* The problem
Return the lines below that contain the word "text".
----------
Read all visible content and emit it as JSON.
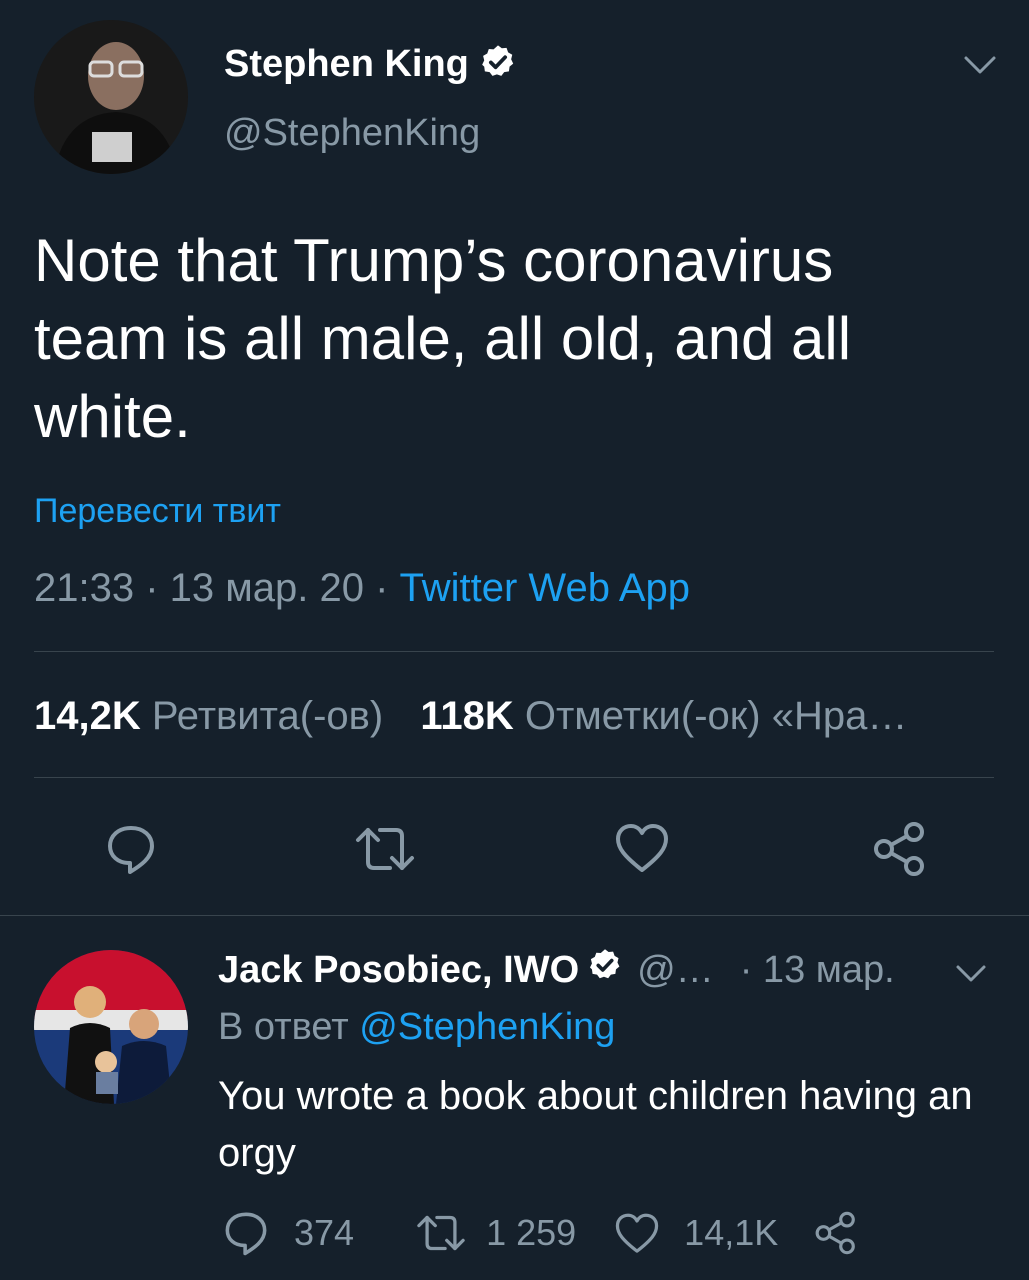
{
  "main_tweet": {
    "author_name": "Stephen King",
    "author_handle": "@StephenKing",
    "text": "Note that Trump’s coronavirus team is all male, all old, and all white.",
    "translate_label": "Перевести твит",
    "timestamp": "21:33 · 13 мар. 20 · ",
    "source": "Twitter Web App",
    "retweets_count": "14,2K",
    "retweets_label": "Ретвита(-ов)",
    "likes_count": "118K",
    "likes_label": "Отметки(-ок) «Нра…"
  },
  "reply": {
    "author_name": "Jack Posobiec, IWO",
    "author_handle": "@…",
    "date": "· 13 мар.",
    "reply_prefix": "В ответ ",
    "reply_to": "@StephenKing",
    "text": "You wrote a book about children having an orgy",
    "replies_count": "374",
    "retweets_count": "1 259",
    "likes_count": "14,1K"
  },
  "icons": {
    "verified": "verified-badge-icon",
    "chevron": "chevron-down-icon",
    "reply": "reply-icon",
    "retweet": "retweet-icon",
    "like": "like-icon",
    "share": "share-icon"
  },
  "colors": {
    "background": "#15202b",
    "accent": "#1da1f2",
    "muted": "#8899a6",
    "divider": "#38444d"
  }
}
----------
* Your solution
    "text": "Note that Trump’s coronavirus team is all male, all old, and all white.",
    "text": "You wrote a book about children having an orgy",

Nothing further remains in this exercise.